## Goal of the exercise
Search the records below for "Current"; copy each line that has it.

## Data for analysis
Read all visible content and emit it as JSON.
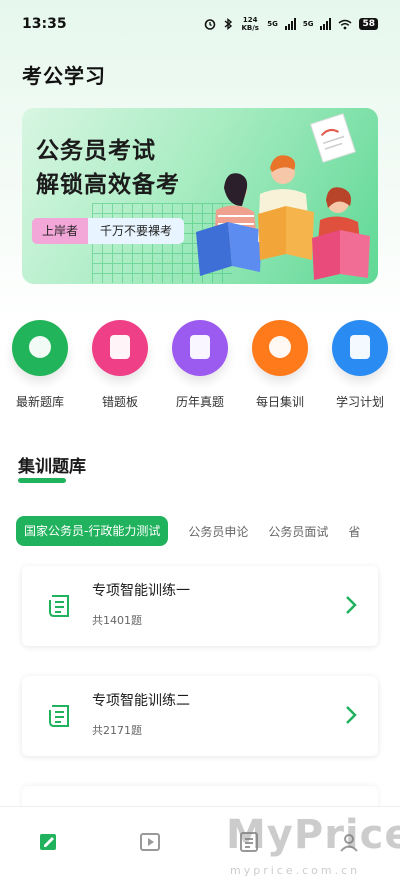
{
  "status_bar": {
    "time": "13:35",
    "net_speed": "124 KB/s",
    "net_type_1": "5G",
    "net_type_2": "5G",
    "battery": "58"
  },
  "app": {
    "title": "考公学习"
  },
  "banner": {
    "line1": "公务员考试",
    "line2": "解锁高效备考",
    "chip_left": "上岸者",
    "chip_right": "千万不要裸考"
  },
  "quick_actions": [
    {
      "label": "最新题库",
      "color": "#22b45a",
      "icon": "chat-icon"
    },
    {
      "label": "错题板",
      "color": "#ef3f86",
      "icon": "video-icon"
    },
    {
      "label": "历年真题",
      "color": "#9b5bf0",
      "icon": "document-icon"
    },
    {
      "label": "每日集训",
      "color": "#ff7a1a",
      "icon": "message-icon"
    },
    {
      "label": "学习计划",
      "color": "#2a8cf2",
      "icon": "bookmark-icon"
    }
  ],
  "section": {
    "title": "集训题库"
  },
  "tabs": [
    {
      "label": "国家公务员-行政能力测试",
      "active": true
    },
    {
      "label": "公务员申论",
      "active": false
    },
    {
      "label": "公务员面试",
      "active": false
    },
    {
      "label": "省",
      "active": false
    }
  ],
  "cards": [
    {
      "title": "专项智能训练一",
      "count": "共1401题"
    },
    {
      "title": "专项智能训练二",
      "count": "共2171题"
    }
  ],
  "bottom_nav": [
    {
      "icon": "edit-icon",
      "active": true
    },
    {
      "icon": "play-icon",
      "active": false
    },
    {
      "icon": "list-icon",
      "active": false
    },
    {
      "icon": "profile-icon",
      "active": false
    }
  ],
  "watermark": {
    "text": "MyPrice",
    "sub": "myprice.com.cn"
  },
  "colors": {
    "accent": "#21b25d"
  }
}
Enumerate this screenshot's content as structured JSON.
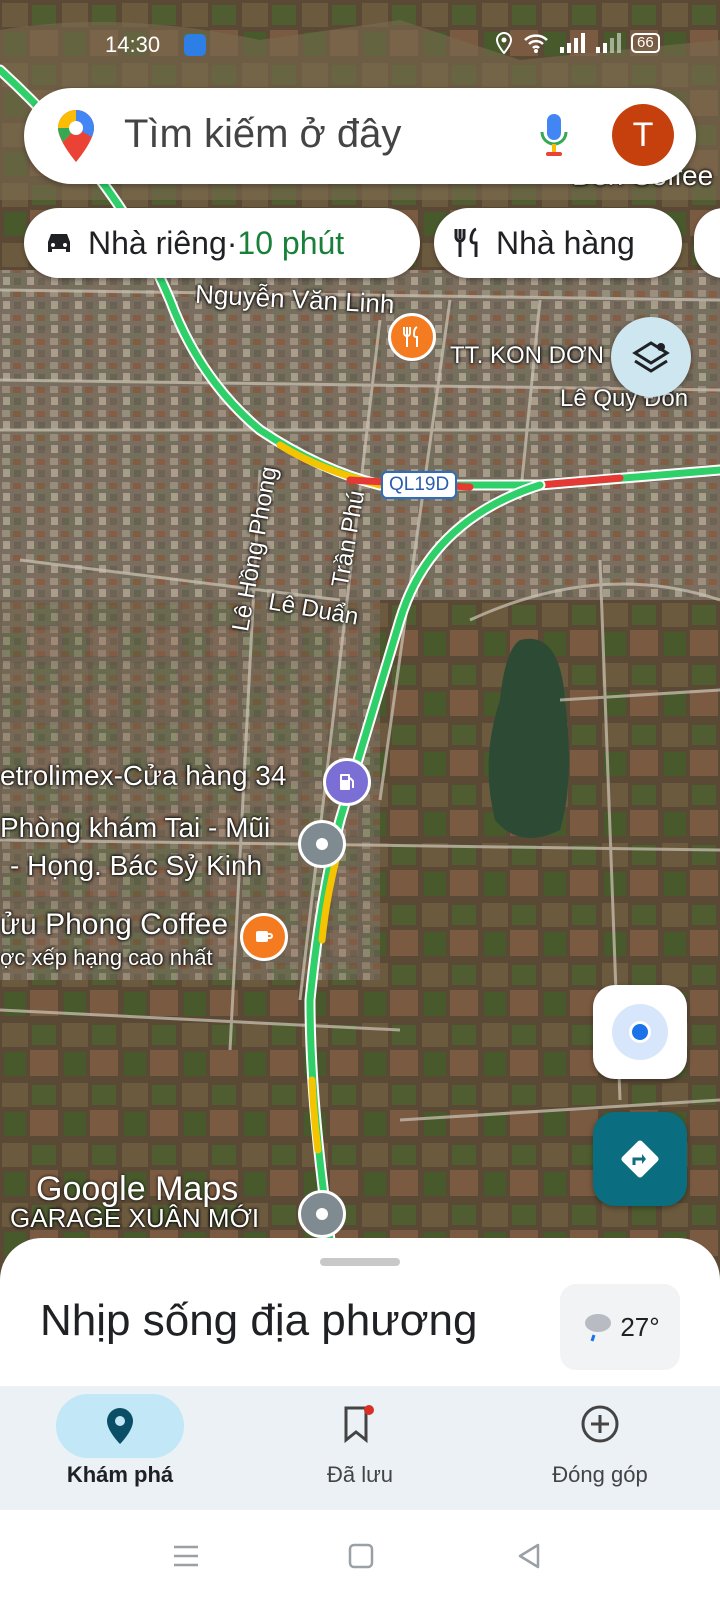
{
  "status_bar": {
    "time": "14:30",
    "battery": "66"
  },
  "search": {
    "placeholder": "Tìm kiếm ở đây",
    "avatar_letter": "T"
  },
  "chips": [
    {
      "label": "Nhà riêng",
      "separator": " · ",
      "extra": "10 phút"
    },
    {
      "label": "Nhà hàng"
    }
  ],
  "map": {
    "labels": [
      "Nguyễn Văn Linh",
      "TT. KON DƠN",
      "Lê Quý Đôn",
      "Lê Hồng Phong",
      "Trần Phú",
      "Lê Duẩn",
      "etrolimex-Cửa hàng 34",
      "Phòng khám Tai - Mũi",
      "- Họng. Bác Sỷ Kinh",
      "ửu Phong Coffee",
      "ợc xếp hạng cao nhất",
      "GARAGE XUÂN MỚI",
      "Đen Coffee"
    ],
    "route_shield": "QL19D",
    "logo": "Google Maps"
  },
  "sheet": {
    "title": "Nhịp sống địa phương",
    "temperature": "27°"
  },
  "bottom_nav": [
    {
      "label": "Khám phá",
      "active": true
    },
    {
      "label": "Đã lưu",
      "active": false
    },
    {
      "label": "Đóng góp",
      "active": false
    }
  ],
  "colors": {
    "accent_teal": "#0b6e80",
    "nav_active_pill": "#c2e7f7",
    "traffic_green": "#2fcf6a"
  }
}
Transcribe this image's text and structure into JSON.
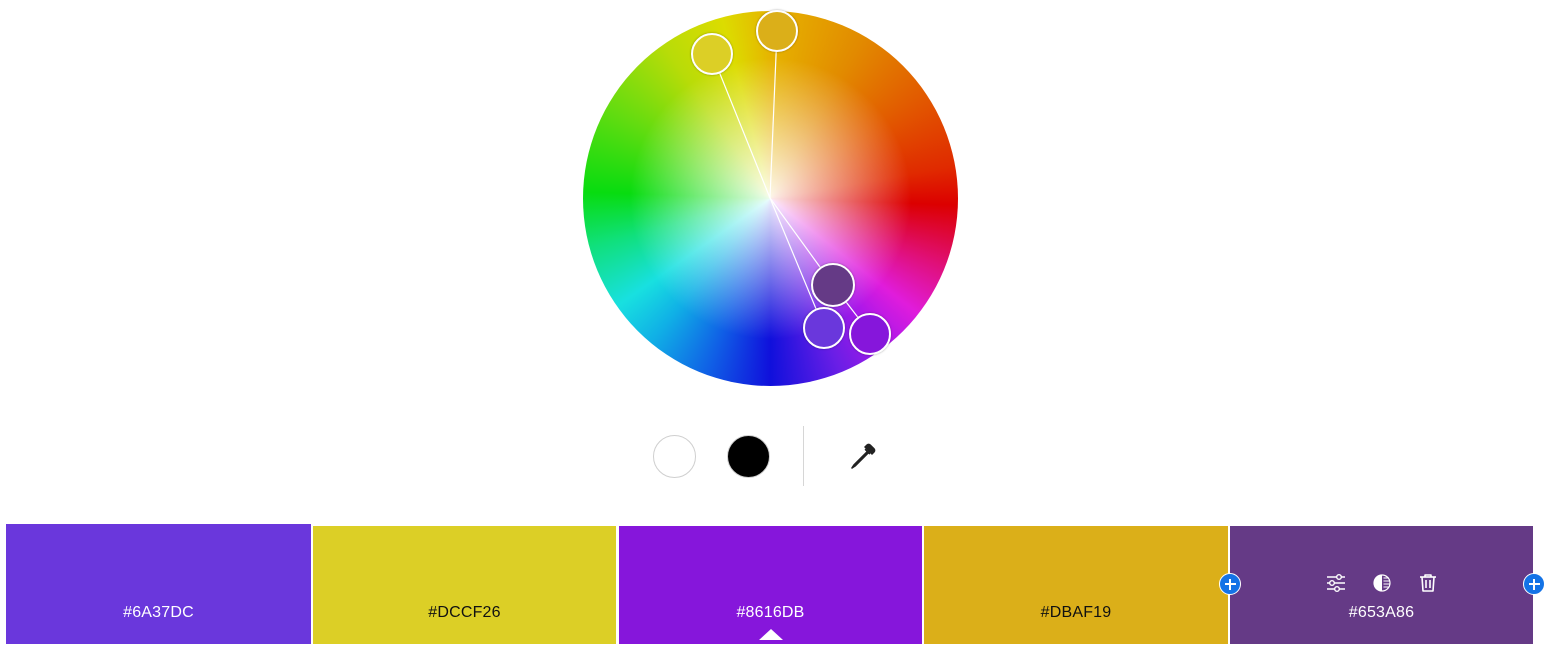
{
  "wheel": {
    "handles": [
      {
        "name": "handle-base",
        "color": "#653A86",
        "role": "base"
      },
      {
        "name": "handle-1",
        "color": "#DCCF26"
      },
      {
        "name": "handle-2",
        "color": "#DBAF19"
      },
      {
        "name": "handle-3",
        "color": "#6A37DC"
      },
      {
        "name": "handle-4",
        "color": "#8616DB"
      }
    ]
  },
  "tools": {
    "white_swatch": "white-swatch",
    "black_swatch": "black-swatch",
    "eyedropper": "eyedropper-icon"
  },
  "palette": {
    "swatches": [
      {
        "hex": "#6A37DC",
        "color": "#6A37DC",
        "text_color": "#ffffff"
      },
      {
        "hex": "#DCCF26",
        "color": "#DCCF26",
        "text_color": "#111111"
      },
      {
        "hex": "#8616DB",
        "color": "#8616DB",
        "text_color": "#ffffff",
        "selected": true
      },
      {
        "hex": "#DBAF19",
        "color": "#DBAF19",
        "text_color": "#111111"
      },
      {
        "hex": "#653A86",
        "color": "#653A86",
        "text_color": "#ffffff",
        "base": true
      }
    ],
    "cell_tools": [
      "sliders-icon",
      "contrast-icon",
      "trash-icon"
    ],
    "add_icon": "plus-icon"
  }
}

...

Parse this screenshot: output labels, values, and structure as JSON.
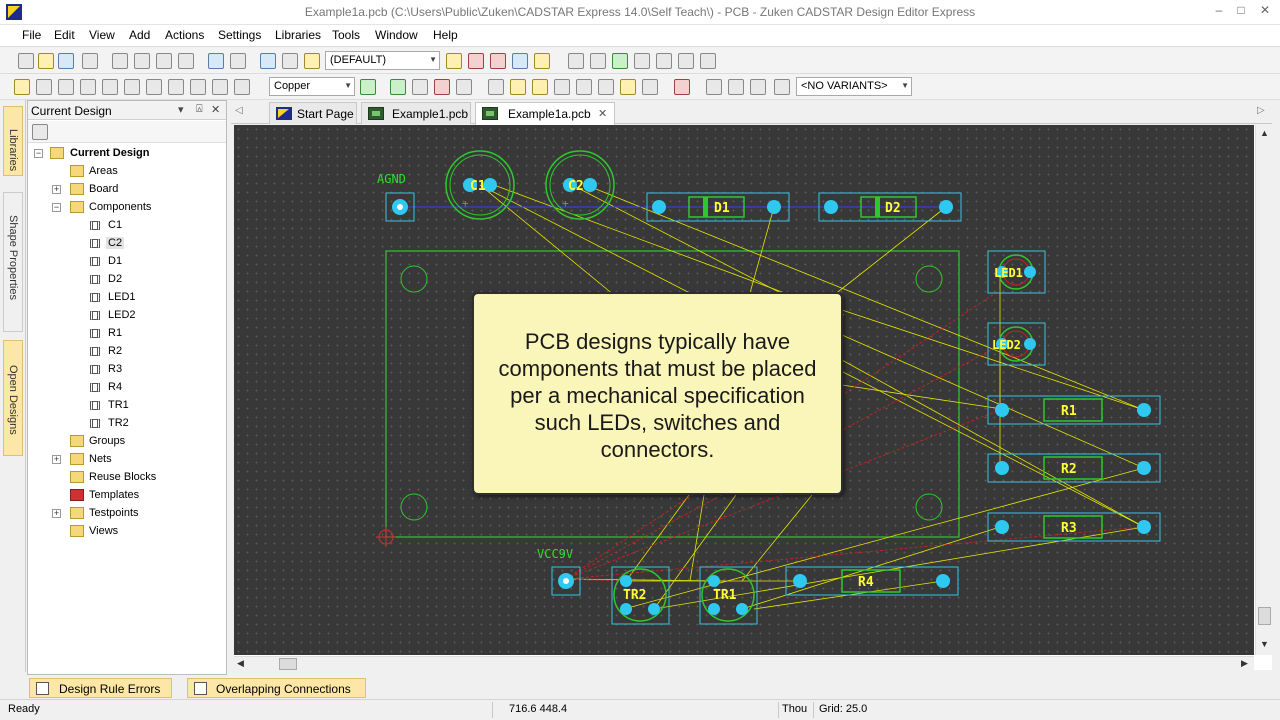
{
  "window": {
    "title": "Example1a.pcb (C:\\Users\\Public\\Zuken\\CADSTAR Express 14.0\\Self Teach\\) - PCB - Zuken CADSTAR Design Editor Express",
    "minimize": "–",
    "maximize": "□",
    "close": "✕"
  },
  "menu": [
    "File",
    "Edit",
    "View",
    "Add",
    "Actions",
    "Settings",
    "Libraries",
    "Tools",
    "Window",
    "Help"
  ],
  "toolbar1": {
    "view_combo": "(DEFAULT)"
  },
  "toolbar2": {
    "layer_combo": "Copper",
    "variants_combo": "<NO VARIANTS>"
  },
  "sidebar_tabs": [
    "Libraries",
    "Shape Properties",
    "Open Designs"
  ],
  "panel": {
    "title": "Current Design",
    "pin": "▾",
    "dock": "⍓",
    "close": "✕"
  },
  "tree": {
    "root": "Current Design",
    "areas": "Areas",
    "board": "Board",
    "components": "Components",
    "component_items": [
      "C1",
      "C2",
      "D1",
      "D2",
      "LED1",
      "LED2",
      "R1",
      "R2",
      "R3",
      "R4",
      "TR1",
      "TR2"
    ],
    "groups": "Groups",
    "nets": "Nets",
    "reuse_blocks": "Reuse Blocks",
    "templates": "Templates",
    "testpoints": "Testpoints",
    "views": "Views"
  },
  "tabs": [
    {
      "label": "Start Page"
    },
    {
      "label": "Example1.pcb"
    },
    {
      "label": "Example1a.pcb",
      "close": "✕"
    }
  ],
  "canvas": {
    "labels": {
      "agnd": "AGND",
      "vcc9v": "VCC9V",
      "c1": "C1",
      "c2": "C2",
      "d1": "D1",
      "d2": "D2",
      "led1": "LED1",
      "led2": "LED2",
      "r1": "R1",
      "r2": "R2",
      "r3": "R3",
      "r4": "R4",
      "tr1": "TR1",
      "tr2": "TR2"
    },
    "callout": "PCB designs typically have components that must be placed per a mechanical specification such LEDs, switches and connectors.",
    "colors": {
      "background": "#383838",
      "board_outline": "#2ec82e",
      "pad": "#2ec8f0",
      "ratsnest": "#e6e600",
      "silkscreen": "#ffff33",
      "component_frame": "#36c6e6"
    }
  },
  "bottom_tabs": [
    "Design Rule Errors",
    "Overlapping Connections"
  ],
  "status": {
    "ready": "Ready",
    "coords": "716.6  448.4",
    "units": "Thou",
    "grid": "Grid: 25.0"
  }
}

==

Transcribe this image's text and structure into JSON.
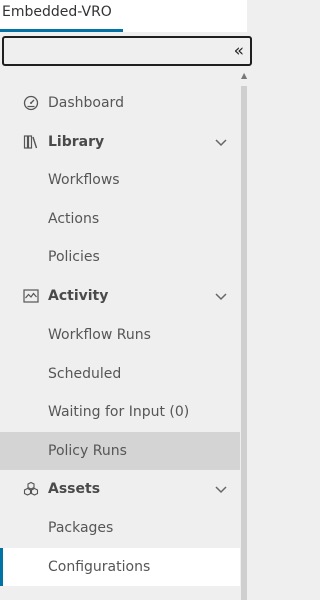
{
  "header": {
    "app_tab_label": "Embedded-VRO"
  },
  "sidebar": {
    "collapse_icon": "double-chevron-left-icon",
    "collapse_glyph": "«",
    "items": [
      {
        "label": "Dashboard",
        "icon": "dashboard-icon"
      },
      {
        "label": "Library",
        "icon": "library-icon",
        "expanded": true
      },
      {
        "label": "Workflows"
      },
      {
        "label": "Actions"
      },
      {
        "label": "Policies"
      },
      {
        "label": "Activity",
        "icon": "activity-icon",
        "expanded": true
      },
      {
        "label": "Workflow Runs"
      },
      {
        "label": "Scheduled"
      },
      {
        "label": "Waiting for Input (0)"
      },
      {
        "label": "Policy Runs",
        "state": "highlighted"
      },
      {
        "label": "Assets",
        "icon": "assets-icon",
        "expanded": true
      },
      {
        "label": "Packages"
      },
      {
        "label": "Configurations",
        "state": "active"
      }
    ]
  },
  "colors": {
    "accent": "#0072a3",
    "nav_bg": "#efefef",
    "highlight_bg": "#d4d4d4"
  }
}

## Your response
    "title": "Current Design",
    "root": "Current Design",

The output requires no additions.